*** Block opens ***
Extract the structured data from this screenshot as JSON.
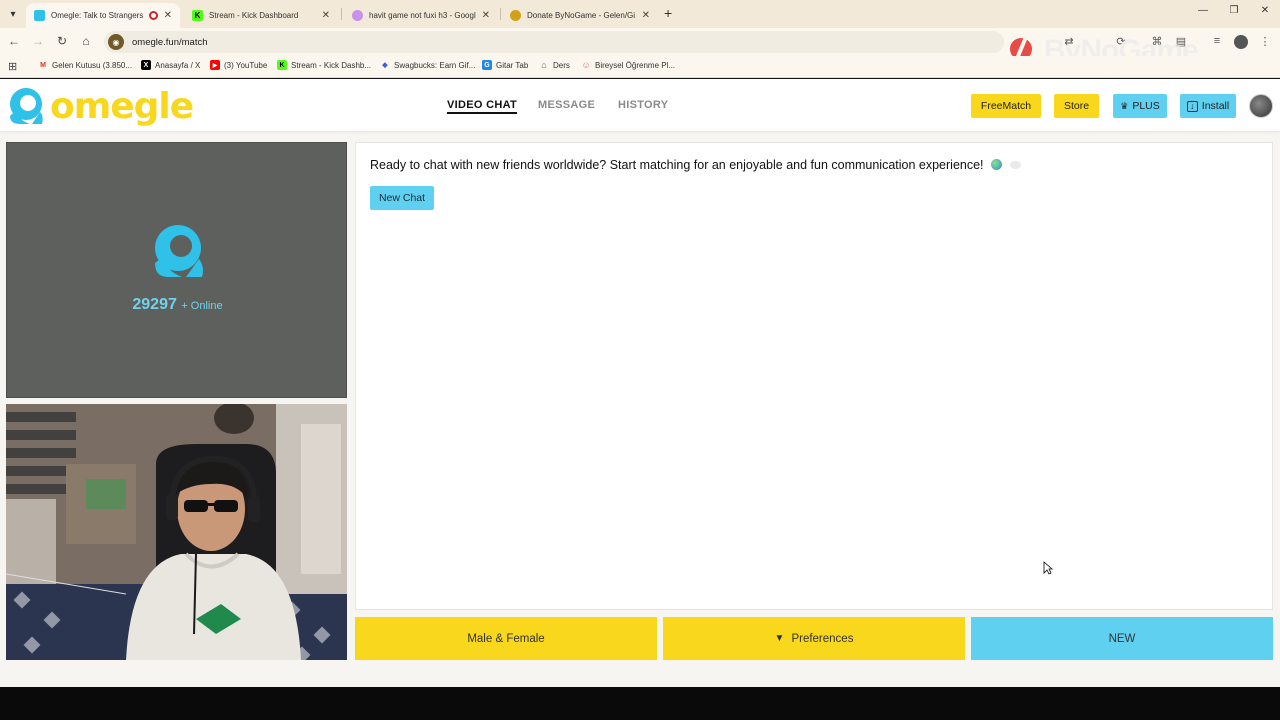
{
  "browser": {
    "tabs": [
      {
        "label": "Omegle: Talk to Strangers w",
        "favicon_color": "#2fc1e8",
        "active": true,
        "recording": true
      },
      {
        "label": "Stream - Kick Dashboard",
        "favicon_color": "#53fc18",
        "favicon_text": "K"
      },
      {
        "label": "havit game not fuxi h3 - Googl",
        "favicon_color": "#c792ea"
      },
      {
        "label": "Donate ByNoGame - Gelen/Gi",
        "favicon_color": "#d4a017"
      }
    ],
    "address": "omegle.fun/match",
    "bookmarks": [
      {
        "label": "Gelen Kutusu (3.850...",
        "icon": "gmail-icon",
        "color": "#d93025",
        "glyph": "M"
      },
      {
        "label": "Anasayfa / X",
        "icon": "x-icon",
        "color": "#000000",
        "glyph": "X"
      },
      {
        "label": "(3) YouTube",
        "icon": "youtube-icon",
        "color": "#ff0000",
        "glyph": "▶"
      },
      {
        "label": "Stream - Kick Dashb...",
        "icon": "kick-icon",
        "color": "#53fc18",
        "glyph": "K"
      },
      {
        "label": "Swagbucks: Earn Gif...",
        "icon": "swagbucks-icon",
        "color": "#3a5fd8",
        "glyph": "◆"
      },
      {
        "label": "Gitar Tab",
        "icon": "gitar-tab-icon",
        "color": "#1e88e5",
        "glyph": "G"
      },
      {
        "label": "Ders",
        "icon": "home-icon",
        "color": "#666666",
        "glyph": "⌂"
      },
      {
        "label": "Bireysel Öğrenme Pl...",
        "icon": "learning-icon",
        "color": "#e57373",
        "glyph": "☺"
      }
    ],
    "watermark": "ByNoGame"
  },
  "site": {
    "logo_text": "omegle",
    "nav": [
      {
        "label": "VIDEO CHAT",
        "active": true
      },
      {
        "label": "MESSAGE",
        "active": false
      },
      {
        "label": "HISTORY",
        "active": false
      }
    ],
    "buttons": {
      "freematch": "FreeMatch",
      "store": "Store",
      "plus": "PLUS",
      "install": "Install"
    },
    "online_count": "29297",
    "online_label": "+ Online",
    "chat_message": "Ready to chat with new friends worldwide? Start matching for an enjoyable and fun communication experience!",
    "new_chat_label": "New Chat",
    "bottom": {
      "gender": "Male & Female",
      "preferences": "Preferences",
      "new": "NEW"
    }
  },
  "colors": {
    "brand_yellow": "#f9d71c",
    "brand_blue": "#5fd0f0",
    "online_blue": "#6fd3ee"
  }
}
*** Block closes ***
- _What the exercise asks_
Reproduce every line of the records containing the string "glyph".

- _Completed exercise_
        "glyph": "M"
        "glyph": "X"
        "glyph": "▶"
        "glyph": "K"
        "glyph": "◆"
        "glyph": "G"
        "glyph": "⌂"
        "glyph": "☺"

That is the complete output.